Look through the lines below and copy each one that includes "дисковод".
====== Data records
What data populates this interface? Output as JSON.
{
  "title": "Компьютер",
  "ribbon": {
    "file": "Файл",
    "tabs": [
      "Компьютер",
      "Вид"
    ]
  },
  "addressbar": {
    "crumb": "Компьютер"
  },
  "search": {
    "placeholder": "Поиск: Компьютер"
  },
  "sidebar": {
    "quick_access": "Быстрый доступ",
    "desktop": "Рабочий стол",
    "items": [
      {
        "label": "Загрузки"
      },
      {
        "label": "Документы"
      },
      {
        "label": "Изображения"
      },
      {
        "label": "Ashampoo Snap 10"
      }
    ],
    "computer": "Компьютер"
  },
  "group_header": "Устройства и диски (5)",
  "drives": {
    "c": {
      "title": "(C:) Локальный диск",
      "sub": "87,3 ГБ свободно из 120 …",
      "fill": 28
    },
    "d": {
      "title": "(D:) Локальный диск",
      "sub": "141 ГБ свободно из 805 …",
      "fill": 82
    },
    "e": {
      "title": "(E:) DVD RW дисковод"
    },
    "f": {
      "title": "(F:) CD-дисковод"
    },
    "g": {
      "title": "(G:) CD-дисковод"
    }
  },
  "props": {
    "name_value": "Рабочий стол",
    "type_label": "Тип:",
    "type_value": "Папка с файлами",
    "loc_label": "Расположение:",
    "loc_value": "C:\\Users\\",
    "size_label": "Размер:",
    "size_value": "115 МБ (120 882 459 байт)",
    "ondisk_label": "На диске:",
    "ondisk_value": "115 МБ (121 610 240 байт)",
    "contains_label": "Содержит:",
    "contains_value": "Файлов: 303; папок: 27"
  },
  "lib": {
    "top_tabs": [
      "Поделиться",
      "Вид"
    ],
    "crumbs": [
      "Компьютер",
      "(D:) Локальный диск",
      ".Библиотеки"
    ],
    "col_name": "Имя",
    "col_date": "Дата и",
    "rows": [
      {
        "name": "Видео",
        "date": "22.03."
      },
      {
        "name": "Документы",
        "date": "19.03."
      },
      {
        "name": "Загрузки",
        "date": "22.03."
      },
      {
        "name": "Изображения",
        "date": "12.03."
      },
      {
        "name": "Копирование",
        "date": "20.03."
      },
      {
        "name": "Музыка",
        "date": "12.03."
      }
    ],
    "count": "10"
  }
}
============
§ Answer box
      "title": "(E:) DVD RW дисковод"
      "title": "(F:) CD-дисковод"
      "title": "(G:) CD-дисковод"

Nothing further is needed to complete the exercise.